Phoenix Commons Waterfront
The waterfront is a peaceful and tranquil place, particularly in the early morning, with ducks, geese, egrets, and other water fowl congregating in their natural habitat. Throughout the day and evening, residents in the neighborhood walk their dogs, sit on the many benches, or simply gaze out at the water. Even harbor seals make an appearance at times. Long crew boats piloted by the University of California, Berkeley Crew Team skim by, along with sailboats, kayaks, even a huge barge pushed by its own tugboat. Some of these passings include the spectacle of the Park Street Bridge raising to allow passage. In the early evening we are treated to spectacular sunsets over the water and through the drawbridge. The Bay Trail walkway along the estuary ends at the massive, colorful mural of the Oakland Museum’s White Elephant building.
Jingletown is an eclectic and vibrant neighborhood where colorful outdoor mosaics and murals accentuate many walls. A number of former industrial buildings have been re-purposed into lofts and galleries for artists of many kinds. A mix of local small businesses, quaint older homes, and hip urban condos round out the diverse character of Jingletown.
Park Street Alameda
Phoenix Commons is located in Oakland, at the beautiful and historic Park Street drawbridge. A two- minute walk across the bridge brings us to the charming island city of Alameda, where the downtown bustles with friendly small-town atmosphere and the longest 4th of July parade in the nation.
The Park Street area boasts a wide variety of charming businesses including an historic movie theater, bookstores, antiquing shops, and even the oldest Buddhist temple in North America. Restaurants range from California cuisine to Italian, Cuban, Vietnamese, Himalayan, Thai, Burmese, Greek… the list goes on and on! A lovely array of coffee and tea spots, bars and bistros also enliven the area.
A mile and a half from Phoenix Commons, Park Street ends at the San Francisco Bay with stellar views of the San Francisco skyline. The 2.5 mile-long sandy beach hosts a bird sanctuary, a Crab Cove and a few of the many miles of scenic biking and walking trails found on the island. Nearby, South Shore Mall offers shopping at Trader Joe’s, Safeway, Kohl’s, Office Depot, a post office and many other shops, large and small.
Fruitvale evokes the lively cultures of the diverse people who reside here and frequent the engaging festive celebrations, tantalizing eateries, and intriguing local markets. Here you can experience fare from tacos to collard greens to beignets. International Boulevard in Fruitvale has long been a gathering point for immigrants from around the world, particularly Mexico and Central America. The old Victorian-era Cohen-Bray house, the regal St. Elizabeth Church, the Peralta Hacienda National Historical Park (originally home to Native Americans) and the new Cesar Chavez public library dot the Fruitvale landscape.
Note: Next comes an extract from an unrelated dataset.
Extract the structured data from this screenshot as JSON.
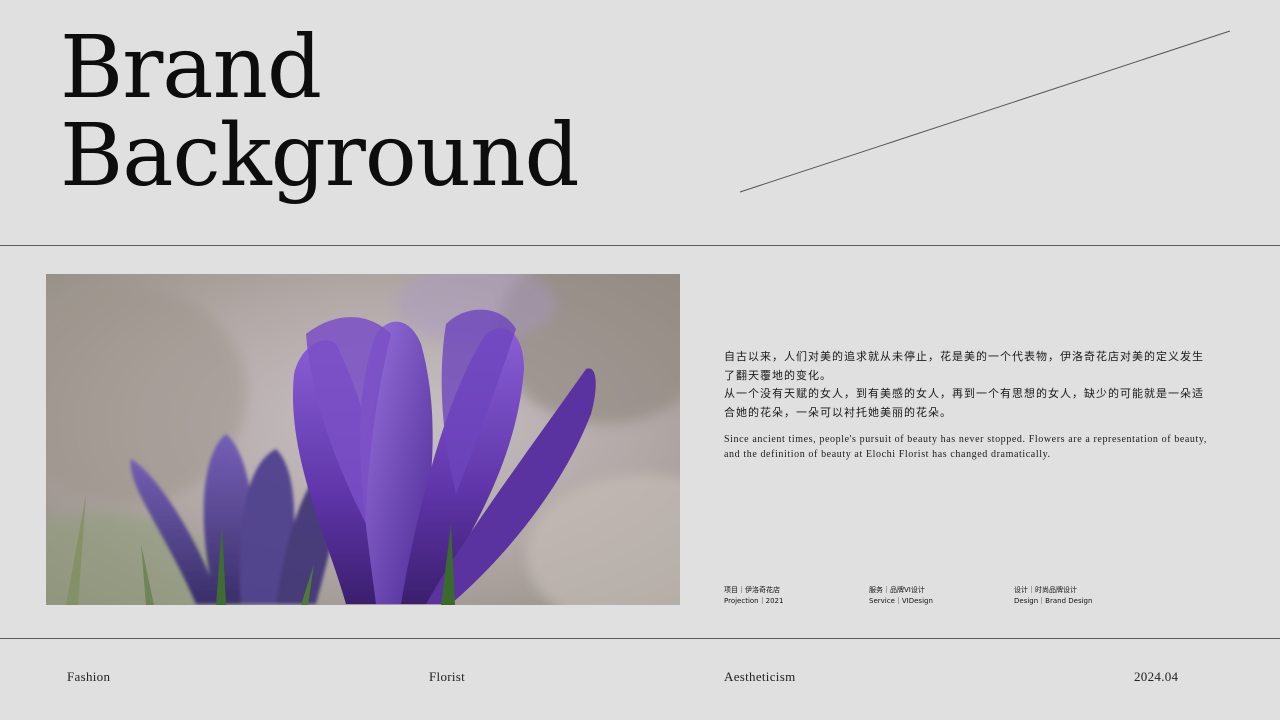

Members of Phoenix Commons often walk to or park at the Fruitvale BART (Bay Area Rapid Transit) station which links the Fruitvale neighborhood to the greater Bay Area.